Fe2O3 nanoparticles synthesized using E. officinalis fresh extracts have more uniform distribution, while boiled and refluxed E. officinalis extracts produced much larger aggregation of the Fe2O3 particles. The elemental compositional analysis of the synthesized Fe2O3 was also confirmed using EDX. The FTIR spectra of Fe2O3 obtained using different E. officinalis extracts indicated the presence of finger print bands corresponding to aliphatic amine, alkene and primary amines (FIG. 4 (i)). The band in the region of 3436 cm-1 is ascribed to the N-H stretching vibrations of primary amines (R-NH2). The bands at 2934 and 2856 cm-1 are due to the presence of C-H bonds. Thus, FTIR results confirm the presence of primary amines that are mostly responsible for the formation of Fe2O3 particles. The presence of 1056 and 1457 cm-1 can be assigned to C-O and C-C stretching of alcohols respectively [37,38]. Finally the bands due to Fe-O stretching at 536 and 454 cm-1 were also observed. The UV-visible diffuse reflectance spectrum consisted of the strong absorption of Fe2O3 at 530 nm (FIG. 4 (ii)). The band gap energy was evaluated by plotting the Kubelka-Munk function with photon energy (eV) and was found to vary from 1.97-2.05 eV and these observed values were in close agreement with the earlier reported [39].
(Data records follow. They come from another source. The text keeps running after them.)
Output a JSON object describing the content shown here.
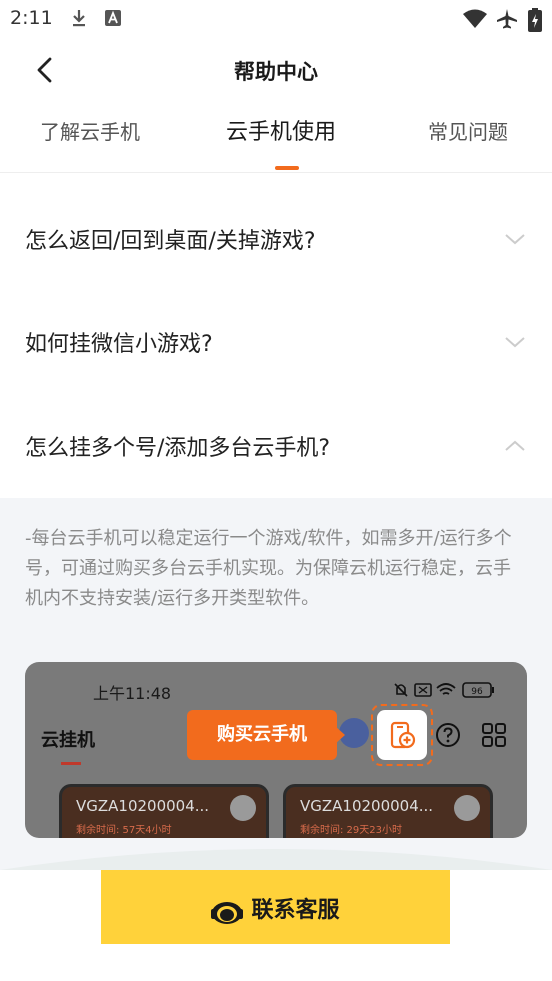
{
  "status_bar": {
    "time": "2:11",
    "icons": [
      "download-icon",
      "app-a-icon",
      "wifi-icon",
      "airplane-icon",
      "battery-charging-icon"
    ]
  },
  "header": {
    "title": "帮助中心",
    "back_icon": "chevron-left-icon"
  },
  "tabs": [
    {
      "label": "了解云手机",
      "active": false
    },
    {
      "label": "云手机使用",
      "active": true
    },
    {
      "label": "常见问题",
      "active": false
    }
  ],
  "accent_color": "#f26b1d",
  "faq": [
    {
      "question": "怎么返回/回到桌面/关掉游戏?",
      "expanded": false
    },
    {
      "question": "如何挂微信小游戏?",
      "expanded": false
    },
    {
      "question": "怎么挂多个号/添加多台云手机?",
      "expanded": true
    }
  ],
  "answer": {
    "text": "-每台云手机可以稳定运行一个游戏/软件，如需多开/运行多个号，可通过购买多台云手机实现。为保障云机运行稳定，云手机内不支持安装/运行多开类型软件。",
    "screenshot": {
      "time": "上午11:48",
      "battery": "96",
      "title": "云挂机",
      "cta": "购买云手机",
      "cards": [
        {
          "name": "VGZA10200004...",
          "sub": "剩余时间: 57天4小时"
        },
        {
          "name": "VGZA10200004...",
          "sub": "剩余时间: 29天23小时"
        }
      ]
    }
  },
  "contact": {
    "label": "联系客服",
    "color": "#ffd23a",
    "icon": "headset-icon"
  }
}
Figure 4: (i) FTIR-Spectrum and (ii) UV-visible diffuse reflectance spectra (inset shows plots of Kubelka-Munk Function versus photon energy (eV)) of synthesized Fe2O3 nanoparticles using (a) fresh (b) boiled and (c) refluxed extract, (iii) Photocatalytic degradation of Rh-6G using Fe2O3 nanoparticles and (iv) shows the respective C/Co vs. time plots of Rh-6G.

The photocatalytic activity of Fe2O3 synthesized using fresh, boiled and reflux extract were evaluated for the degradation of aqueous Rh-6G under visible 400 nm<λ>800 nm radiation. The concentration of the dye solution was not decreased in the presence of the catalysts in dark. Also, photolysis of the dye solution under light irradiation was carried out without the addition of the catalysts in order to separate the noticeable degradation due to photo catalysis by the catalysts under visible light irradiation. The fact that only negligible decrease occurred in the concentration of the dye in the absence of the catalyst, suggested that certainly photo catalysis has taken place in the presence of Fe2O3 catalyst within four hours under visible light irradiation as shown by the decrease in the absorbance intensity at 540 nm. Appreciable decomposition was noticed only by photocatalysis using Fe2O3 under visible light (FIG. 4 (iii)). Further, the Fe2O3 obtained using boiled extract showed better photocatalytic abilities as compared to the Fe2O3 obtained using the fresh or refluxed E. officinalis extracts (FIG. 4 (iv)).


Fe2O3 nanoparticles have been successfully synthesized using the extract obtained from E. officinalis and the formation was confirmed by a variety of analytical techniques. This approach offers a novel ecofriendly and cost effective method probably. The extract containing possibly different stabilizing and capping agents is responsible for the formation of Fe2O3 from ferric chloride solution. Fe2O3 nanocrystallites are found to be useful to degrade aqueous solution of Rh-6G under visible light irradiation.


Authors thank DST (SR/S1/PC-07/2011), DU-DST Purse Grant phase-II and University of Delhi under the “Scheme to Strengthen RandD Doctoral Research Program”. Timely help from Prof. R. Nagarajan for encouragement is profusely acknowledged. CM and VM thank UGC woman PDF and CSIR for SPMF fellowship respectively.